Serkin Center for the Performing Arts
A free, open to the public symposium presented by the Asian Studies Department. Members of the Marlboro College community will join with imaginative visitors, both local and international, to practice and discuss ideas of Embodied Learning. The group will hear from leading scholars of Embodied Learning, see the work of relevant on-going Marlboro classes, participate in performance art, and experiment with new pedagogies.
What is Embodied Learning?
The concept of Embodied Learning seeks to draw attention to some of the exciting possibilities for education of transcending Cartesian [mind-body] dualism. Different scholars have used the term to explore the following claims:
- Learning is contextual. It happens in a time and place; it happens in a culture and language; it happens amongst a particular group of people. Attention to these matters of context is essential for making learning (and teaching) effective and meaningful.
- Learning is physical. This is true at the level of the neuron and at the level of the whole body. Whether one is learning philosophy or Spanish or modern dance, the body is entailed and the body enables.
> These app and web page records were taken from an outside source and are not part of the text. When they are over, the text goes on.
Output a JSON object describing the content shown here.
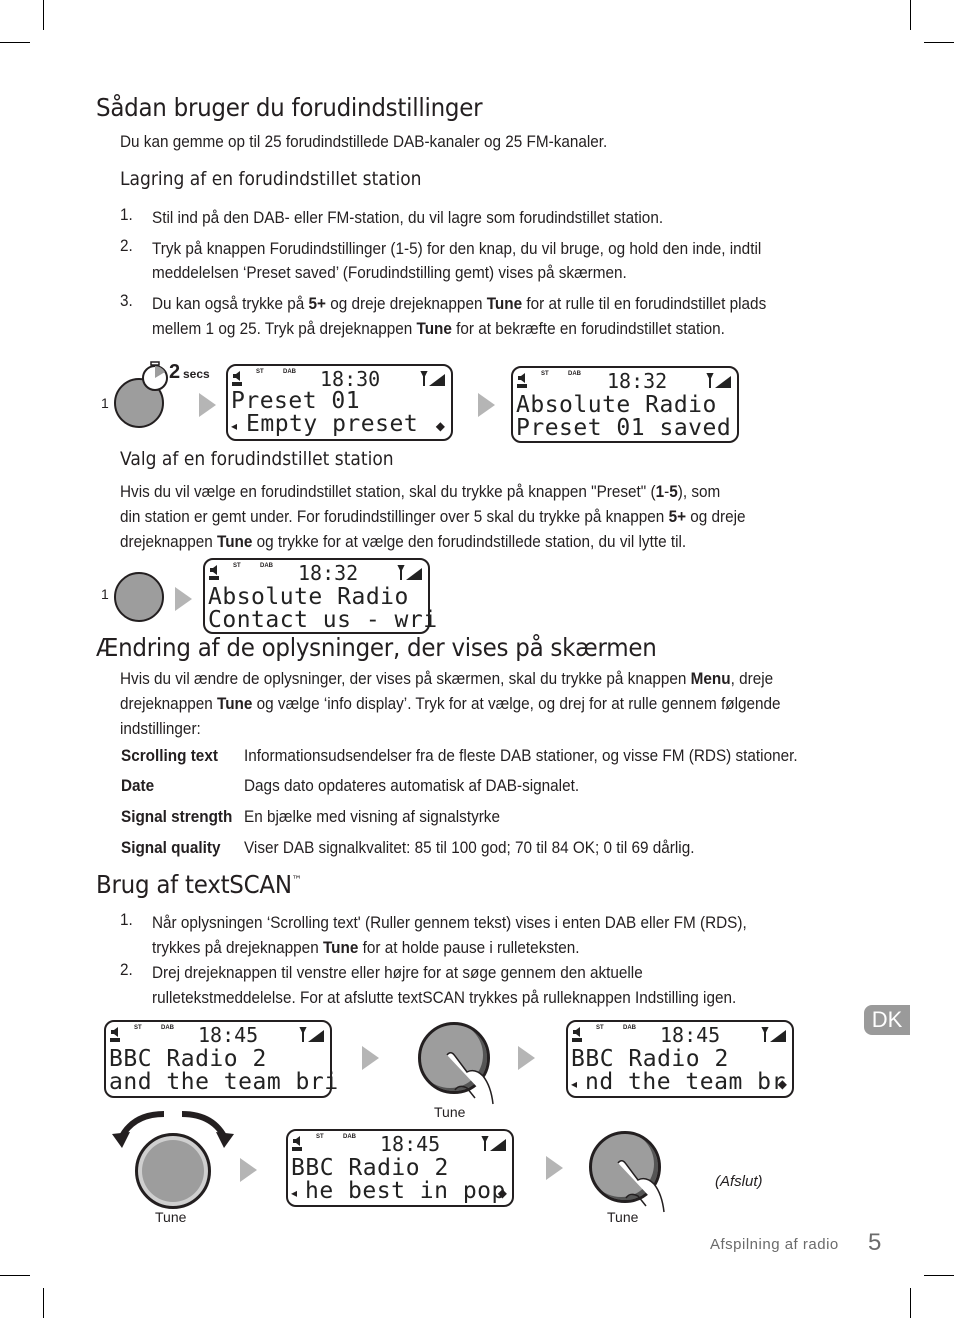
{
  "section1": {
    "heading": "Sådan bruger du forudindstillinger",
    "intro": "Du kan gemme op til 25 forudindstillede DAB-kanaler og 25 FM-kanaler.",
    "subheading": "Lagring af en forudindstillet station",
    "steps": [
      {
        "num": "1.",
        "lines": [
          "Stil ind på den DAB- eller FM-station, du vil lagre som forudindstillet station."
        ]
      },
      {
        "num": "2.",
        "lines": [
          "Tryk på knappen Forudindstillinger (1-5) for den knap, du vil bruge, og hold den inde, indtil",
          "meddelelsen ‘Preset saved’ (Forudindstilling gemt) vises på skærmen."
        ]
      },
      {
        "num": "3.",
        "line1_a": "Du kan også trykke på ",
        "line1_b": "5+",
        "line1_c": " og dreje drejeknappen ",
        "line1_d": "Tune",
        "line1_e": " for at rulle til en forudindstillet plads",
        "line2_a": "mellem 1 og 25. Tryk på drejeknappen ",
        "line2_b": "Tune",
        "line2_c": " for at bekræfte en forudindstillet station."
      }
    ],
    "figure": {
      "button_label": "1",
      "hold_time": "2",
      "hold_unit": "secs",
      "lcd1": {
        "st": "ST",
        "dab": "DAB",
        "time": "18:30",
        "line1": "Preset 01",
        "line2": "Empty preset"
      },
      "lcd2": {
        "st": "ST",
        "dab": "DAB",
        "time": "18:32",
        "line1": "Absolute Radio",
        "line2": "Preset 01 saved"
      }
    }
  },
  "section2": {
    "subheading": "Valg af en forudindstillet station",
    "para_l1a": "Hvis du vil vælge en forudindstillet station, skal du trykke på knappen \"Preset\" (",
    "para_l1b": "1",
    "para_l1c": "-",
    "para_l1d": "5",
    "para_l1e": "), som",
    "para_l2a": "din station er gemt under. For forudindstillinger over 5 skal du trykke på knappen ",
    "para_l2b": "5+",
    "para_l2c": " og dreje",
    "para_l3a": "drejeknappen ",
    "para_l3b": "Tune",
    "para_l3c": " og trykke for at vælge den forudindstillede station, du vil lytte til.",
    "figure": {
      "button_label": "1",
      "lcd": {
        "st": "ST",
        "dab": "DAB",
        "time": "18:32",
        "line1": "Absolute Radio",
        "line2": "Contact us - wri"
      }
    }
  },
  "section3": {
    "heading": "Ændring af de oplysninger, der vises på skærmen",
    "l1a": "Hvis du vil ændre de oplysninger, der vises på skærmen, skal du trykke på knappen ",
    "l1b": "Menu",
    "l1c": ", dreje",
    "l2a": "drejeknappen ",
    "l2b": "Tune",
    "l2c": " og vælge ‘info display’. Tryk for at vælge, og drej for at rulle gennem følgende",
    "l3": "indstillinger:",
    "definitions": [
      {
        "term": "Scrolling text",
        "desc": "Informationsudsendelser fra de fleste DAB stationer, og visse FM (RDS) stationer."
      },
      {
        "term": "Date",
        "desc": "Dags dato opdateres automatisk af DAB-signalet."
      },
      {
        "term": "Signal strength",
        "desc": "En bjælke med visning af signalstyrke"
      },
      {
        "term": "Signal quality",
        "desc": "Viser DAB signalkvalitet: 85 til 100 god; 70 til 84 OK; 0 til 69 dårlig."
      }
    ]
  },
  "section4": {
    "heading": "Brug af textSCAN",
    "tm": "™",
    "s1num": "1.",
    "s1l1": "Når oplysningen ‘Scrolling text' (Ruller gennem tekst) vises i enten DAB eller FM (RDS),",
    "s1l2a": "trykkes på drejeknappen ",
    "s1l2b": "Tune",
    "s1l2c": " for at holde pause i rulleteksten.",
    "s2num": "2.",
    "s2l1": "Drej drejeknappen til venstre eller højre for at søge gennem den aktuelle",
    "s2l2": "rulletekstmeddelelse. For at afslutte textSCAN trykkes på rulleknappen Indstilling igen.",
    "figure": {
      "lcd1": {
        "st": "ST",
        "dab": "DAB",
        "time": "18:45",
        "line1": "BBC Radio 2",
        "line2": "and the team bri"
      },
      "lcd2": {
        "st": "ST",
        "dab": "DAB",
        "time": "18:45",
        "line1": "BBC Radio 2",
        "line2": "nd the team br"
      },
      "lcd3": {
        "st": "ST",
        "dab": "DAB",
        "time": "18:45",
        "line1": "BBC Radio 2",
        "line2": "he best in pop"
      },
      "tune_label": "Tune",
      "exit_label": "(Afslut)"
    }
  },
  "side_tab": "DK",
  "footer": {
    "section": "Afspilning af radio",
    "page": "5"
  }
}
- Learning is perceptual. What we know - and what we do with what we know - depends on what we perceive, feel, and experience. Even in our most rational moments, our thinking relies upon our senses as much as upon formal logic.
Embodied Learning is not the same as, but shares sympathies with Experiential Learning, Project-based learning, Situated Cognition, Embedded Cognition, Monism, Physicalism, Phenomenology and Somatics. The symposium will, through a broad range of activities, presentations, and discussions, pursue some of these ideas and contentions.
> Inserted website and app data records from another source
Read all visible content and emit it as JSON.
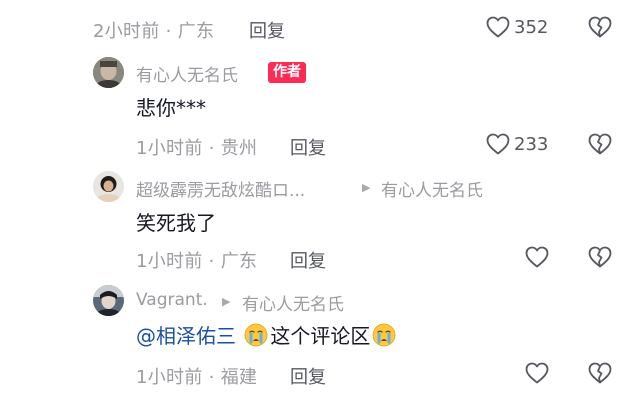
{
  "comments": [
    {
      "meta": "2小时前 · 广东",
      "reply_label": "回复",
      "likes": "352"
    },
    {
      "username": "有心人无名氏",
      "badge": "作者",
      "text": "悲你***",
      "meta": "1小时前 · 贵州",
      "reply_label": "回复",
      "likes": "233"
    },
    {
      "username": "超级霹雳无敌炫酷ロ...",
      "reply_to": "有心人无名氏",
      "text": "笑死我了",
      "meta": "1小时前 · 广东",
      "reply_label": "回复"
    },
    {
      "username": "Vagrant.",
      "reply_to": "有心人无名氏",
      "mention": "@相泽佑三",
      "text_after": "这个评论区",
      "meta": "1小时前 · 福建",
      "reply_label": "回复"
    }
  ],
  "icons": {
    "like": "heart-outline-icon",
    "dislike": "broken-heart-icon",
    "emoji": "crying-face-emoji",
    "reply_arrow": "triangle-right-icon"
  },
  "colors": {
    "badge": "#fe2c55",
    "mention": "#1a4fa6",
    "meta": "#9b9ba1",
    "text": "#161823"
  }
}
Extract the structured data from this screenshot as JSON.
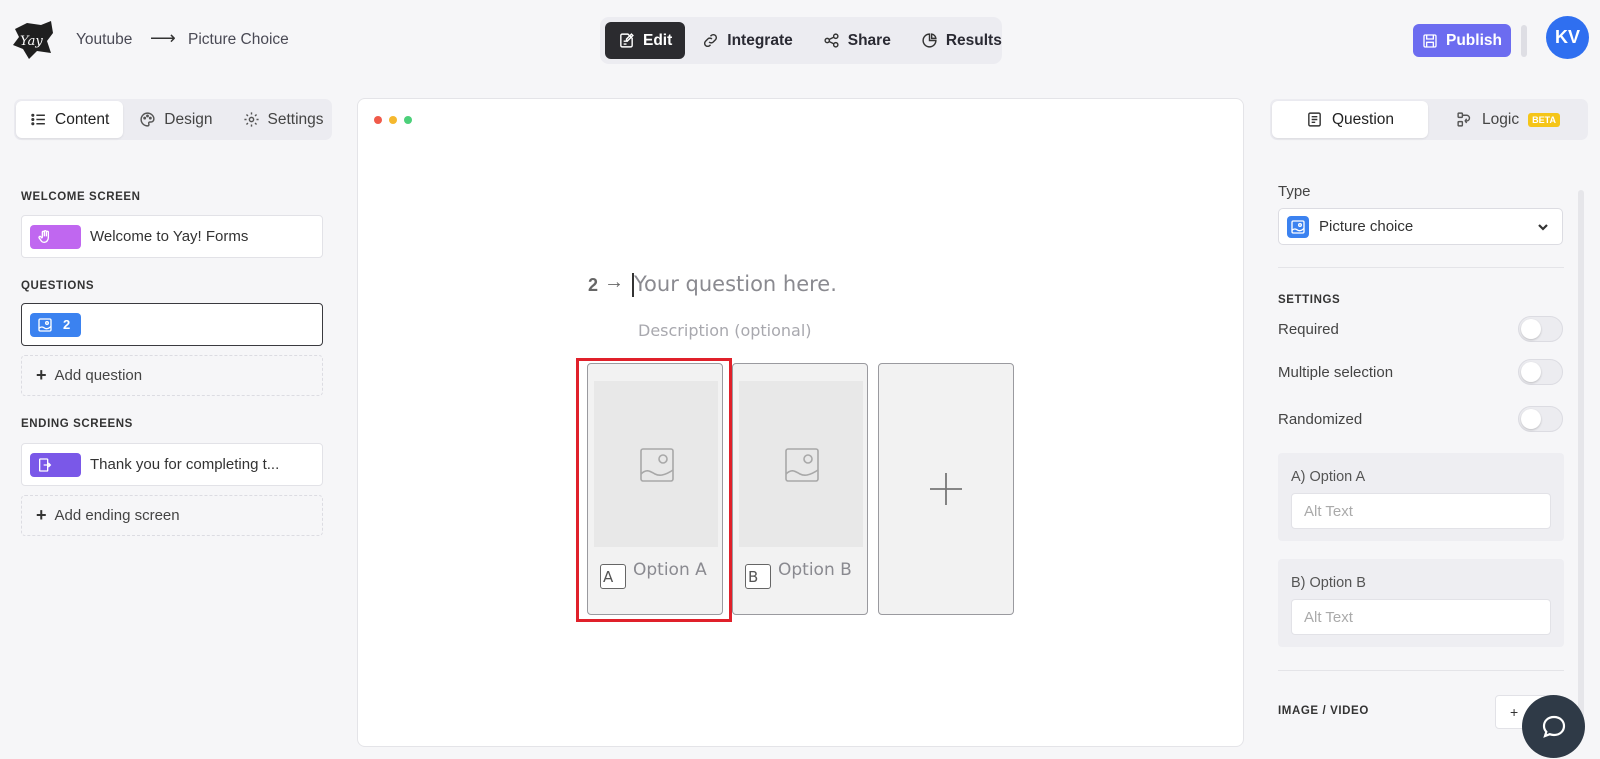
{
  "header": {
    "breadcrumb": [
      "Youtube",
      "Picture Choice"
    ],
    "breadcrumb_separator": "⟶",
    "nav": [
      {
        "label": "Edit",
        "icon": "edit-icon",
        "active": true
      },
      {
        "label": "Integrate",
        "icon": "link-icon",
        "active": false
      },
      {
        "label": "Share",
        "icon": "share-icon",
        "active": false
      },
      {
        "label": "Results",
        "icon": "pie-chart-icon",
        "active": false
      }
    ],
    "publish_label": "Publish",
    "avatar_initials": "KV"
  },
  "left_panel": {
    "tabs": [
      {
        "label": "Content",
        "icon": "list-icon",
        "active": true
      },
      {
        "label": "Design",
        "icon": "palette-icon",
        "active": false
      },
      {
        "label": "Settings",
        "icon": "gear-icon",
        "active": false
      }
    ],
    "welcome_label": "WELCOME SCREEN",
    "welcome_item": "Welcome to Yay! Forms",
    "questions_label": "QUESTIONS",
    "question_item_number": "2",
    "add_question": "Add question",
    "endings_label": "ENDING SCREENS",
    "ending_item": "Thank you for completing t...",
    "add_ending": "Add ending screen"
  },
  "canvas": {
    "question_number": "2",
    "question_arrow": "→",
    "question_placeholder": "Your question here.",
    "description_placeholder": "Description (optional)",
    "options": [
      {
        "key": "A",
        "label": "Option A",
        "selected": true
      },
      {
        "key": "B",
        "label": "Option B",
        "selected": false
      }
    ],
    "add_option_icon": "plus-icon"
  },
  "right_panel": {
    "tabs": [
      {
        "label": "Question",
        "icon": "question-icon",
        "active": true
      },
      {
        "label": "Logic",
        "icon": "logic-icon",
        "badge": "BETA",
        "active": false
      }
    ],
    "type_label": "Type",
    "type_value": "Picture choice",
    "settings_label": "SETTINGS",
    "toggles": [
      {
        "label": "Required",
        "on": false
      },
      {
        "label": "Multiple selection",
        "on": false
      },
      {
        "label": "Randomized",
        "on": false
      }
    ],
    "option_panels": [
      {
        "title": "A) Option A",
        "alt_placeholder": "Alt Text"
      },
      {
        "title": "B) Option B",
        "alt_placeholder": "Alt Text"
      }
    ],
    "image_video_label": "IMAGE / VIDEO",
    "image_video_add": "+"
  },
  "colors": {
    "accent": "#6c6cf0",
    "avatar": "#2f6ff0",
    "highlight": "#e0202a",
    "chip_blue": "#3b82f0",
    "chip_purple": "#c067f0",
    "chip_violet": "#7a58e8"
  }
}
- Performing public history - Ain Gordon, writer/director/performer
- Japanese movement traditions and gender theory - Tomie Hahn, Rensselaer Polytechnic Institute
- Daoism - Livia Kohn, Boston University (professor emerita)
- Gender, ethnicity and Qigong - Roxana Ng, University of Toronto
- Choreography as Embodied Learning - Candice Salyers, choreographer/performer
- Neuroaesthetics and improvisation - Emily Sweeney, dancer/choreographer
- Public health in China - John Watt, co-founder of Primary Source
- Proprioception or Perceiving in Action - Kate Morgan, choreographer/writer
In addition to the featured presentations, Marlboro faculty and students will discuss how embodied learning is incorporated into work in their respective disciplines, as well as offering open classes in Tai-chi, West African Dance, and Body-Mind Centering.
Registration is not required and there are no fees. The public is encouraged to attend as many activities as their time permits. Refreshments will be available in lobby and voucher for lunch in the dining hall can be provided.
NOTE: A special pre-symposium kick-off performance by Japanese folk artists, Ranbyoshi, has been added for the evening of Tuesday, April 5.
The Embodied Learning Symposium is co-presented by Vermont Performance Lab and made possible by the Freeman Foundation for Undergraduate Asian Studies Initiative II.
Candice Salyers' participation in Marlboro College's Embodied Learning Symposium is made possible by Vermont Performance Lab with support from the New England States Touring program of the New England Foundation for the Arts, made possible with funding from the National Endowment for the Arts Regional Touring Program and the six New England state arts agencies.
Ain Gordon's participation in the Marlboro College's Embodied Learning Symposium is made possible by Vermont Performance Lab and the Center for Creative Research with support from the Andrew W. Mellon Foundation.
Photos of Ain Gordon and Candice Salyers courtesy of Vermont Performance Lab.
For more information, please contact the Marlboro College public relations office at 802-251-7644 or email@example.com.